For desserts, there was Beau Loy Sam See and Sang Ka Ya Fak Thong. The former had small rice balls in a coconut milk cream; while the latter was egg custard steamed into a whole pumpkin. We were more intrigued by the technique of cooking the custard so that it set and melded perfectly to the inner contours of the pumpkin, than its mild taste. Let’s just say, it is not everyone’s idea of pie. The Beau Loy Sam See is also a common street food in Thailand. The broth is not too sweet, while the rice balls aren’t too bland – but again, they might not tickle everyone’s sweet tooth.

The dishes at the Taste of Thailand food festival were plainspoken and simple – just the way traditional cuisine usually is. We expected fireworks in the spiciness department, but perhaps Sofitel chose to tone it down, keeping in mind that most of its guests might not appreciate the fieriness. However, to make a food festival really stand out, an establishment needs to offer diners more choice, which was lacking at Pondichery Café. And the reason we were surprised about the frugality of options is because this is Pondichery Café we are talking about – a place where the options abound to the point of numbing the mind.

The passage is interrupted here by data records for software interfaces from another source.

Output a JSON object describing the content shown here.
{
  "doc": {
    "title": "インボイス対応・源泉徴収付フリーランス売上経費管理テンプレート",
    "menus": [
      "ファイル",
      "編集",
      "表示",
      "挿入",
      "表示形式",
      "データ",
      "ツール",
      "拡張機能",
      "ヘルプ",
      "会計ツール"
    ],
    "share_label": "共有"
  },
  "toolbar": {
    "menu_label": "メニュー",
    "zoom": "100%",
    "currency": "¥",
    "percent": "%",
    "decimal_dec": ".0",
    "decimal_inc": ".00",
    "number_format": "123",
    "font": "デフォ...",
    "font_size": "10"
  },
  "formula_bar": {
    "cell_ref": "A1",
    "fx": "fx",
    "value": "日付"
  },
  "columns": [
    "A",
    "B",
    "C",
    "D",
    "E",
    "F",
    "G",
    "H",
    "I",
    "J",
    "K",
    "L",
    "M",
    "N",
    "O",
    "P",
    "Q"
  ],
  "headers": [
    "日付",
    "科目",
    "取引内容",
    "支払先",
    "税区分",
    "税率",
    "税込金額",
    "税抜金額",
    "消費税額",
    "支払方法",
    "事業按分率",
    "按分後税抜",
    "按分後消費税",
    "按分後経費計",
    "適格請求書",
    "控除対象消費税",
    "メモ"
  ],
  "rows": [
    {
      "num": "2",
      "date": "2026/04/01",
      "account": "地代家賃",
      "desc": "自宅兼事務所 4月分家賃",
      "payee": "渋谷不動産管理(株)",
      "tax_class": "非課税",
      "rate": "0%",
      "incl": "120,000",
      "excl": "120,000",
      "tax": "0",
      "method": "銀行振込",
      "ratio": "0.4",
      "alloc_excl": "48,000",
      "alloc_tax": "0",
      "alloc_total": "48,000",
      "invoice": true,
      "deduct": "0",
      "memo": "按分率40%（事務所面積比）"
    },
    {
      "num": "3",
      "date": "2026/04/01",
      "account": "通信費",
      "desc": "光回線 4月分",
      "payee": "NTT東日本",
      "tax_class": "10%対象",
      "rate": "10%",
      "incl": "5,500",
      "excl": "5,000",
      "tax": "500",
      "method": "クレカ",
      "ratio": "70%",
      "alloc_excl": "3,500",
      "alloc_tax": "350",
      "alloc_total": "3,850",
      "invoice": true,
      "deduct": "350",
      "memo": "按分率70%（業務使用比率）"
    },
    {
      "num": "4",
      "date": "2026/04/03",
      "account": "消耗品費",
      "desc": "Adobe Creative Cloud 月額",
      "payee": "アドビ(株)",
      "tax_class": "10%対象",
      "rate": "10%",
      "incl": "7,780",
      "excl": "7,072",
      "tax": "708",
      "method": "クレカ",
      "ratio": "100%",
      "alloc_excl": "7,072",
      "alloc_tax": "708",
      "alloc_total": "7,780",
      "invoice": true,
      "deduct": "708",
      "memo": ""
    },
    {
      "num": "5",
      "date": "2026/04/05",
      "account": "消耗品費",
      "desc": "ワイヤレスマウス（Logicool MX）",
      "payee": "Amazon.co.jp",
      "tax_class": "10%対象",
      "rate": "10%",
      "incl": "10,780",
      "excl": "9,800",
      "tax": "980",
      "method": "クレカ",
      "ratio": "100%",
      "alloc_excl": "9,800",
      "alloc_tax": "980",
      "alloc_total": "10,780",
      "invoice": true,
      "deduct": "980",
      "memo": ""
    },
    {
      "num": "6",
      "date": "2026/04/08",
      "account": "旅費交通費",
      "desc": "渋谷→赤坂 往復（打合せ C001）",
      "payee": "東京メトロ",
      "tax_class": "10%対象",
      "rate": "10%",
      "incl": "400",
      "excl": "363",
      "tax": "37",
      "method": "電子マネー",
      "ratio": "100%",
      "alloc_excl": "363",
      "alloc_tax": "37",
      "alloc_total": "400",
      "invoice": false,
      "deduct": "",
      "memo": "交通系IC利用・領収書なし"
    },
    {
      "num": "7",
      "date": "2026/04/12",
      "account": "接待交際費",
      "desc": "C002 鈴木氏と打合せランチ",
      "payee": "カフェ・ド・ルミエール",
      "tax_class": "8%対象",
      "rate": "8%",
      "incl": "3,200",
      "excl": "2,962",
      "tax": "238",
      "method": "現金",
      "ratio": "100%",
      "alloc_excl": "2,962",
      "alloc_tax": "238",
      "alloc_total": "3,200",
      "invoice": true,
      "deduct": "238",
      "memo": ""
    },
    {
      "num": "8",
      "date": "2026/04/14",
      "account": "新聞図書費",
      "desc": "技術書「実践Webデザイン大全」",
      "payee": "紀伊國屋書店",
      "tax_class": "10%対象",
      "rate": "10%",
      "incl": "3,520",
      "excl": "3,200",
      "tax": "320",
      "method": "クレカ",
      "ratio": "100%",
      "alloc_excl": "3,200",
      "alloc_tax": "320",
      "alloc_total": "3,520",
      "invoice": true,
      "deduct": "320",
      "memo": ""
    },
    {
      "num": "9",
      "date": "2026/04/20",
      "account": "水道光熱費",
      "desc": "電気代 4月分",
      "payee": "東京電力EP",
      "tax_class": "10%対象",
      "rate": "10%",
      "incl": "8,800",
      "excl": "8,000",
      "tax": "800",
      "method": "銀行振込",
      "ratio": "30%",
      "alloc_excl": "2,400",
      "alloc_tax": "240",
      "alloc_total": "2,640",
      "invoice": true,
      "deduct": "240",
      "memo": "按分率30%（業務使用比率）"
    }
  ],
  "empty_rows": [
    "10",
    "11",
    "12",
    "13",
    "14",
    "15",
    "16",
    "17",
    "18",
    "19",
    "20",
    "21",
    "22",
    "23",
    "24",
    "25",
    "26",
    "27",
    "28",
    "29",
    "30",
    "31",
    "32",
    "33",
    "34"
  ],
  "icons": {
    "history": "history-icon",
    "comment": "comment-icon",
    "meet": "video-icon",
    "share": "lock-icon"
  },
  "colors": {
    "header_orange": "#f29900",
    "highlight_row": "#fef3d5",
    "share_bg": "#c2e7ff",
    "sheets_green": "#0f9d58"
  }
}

After all, variety is not just the spice of life, it is the life of any cuisine, too!

Images courtesy: Sofitel BKC Mumbai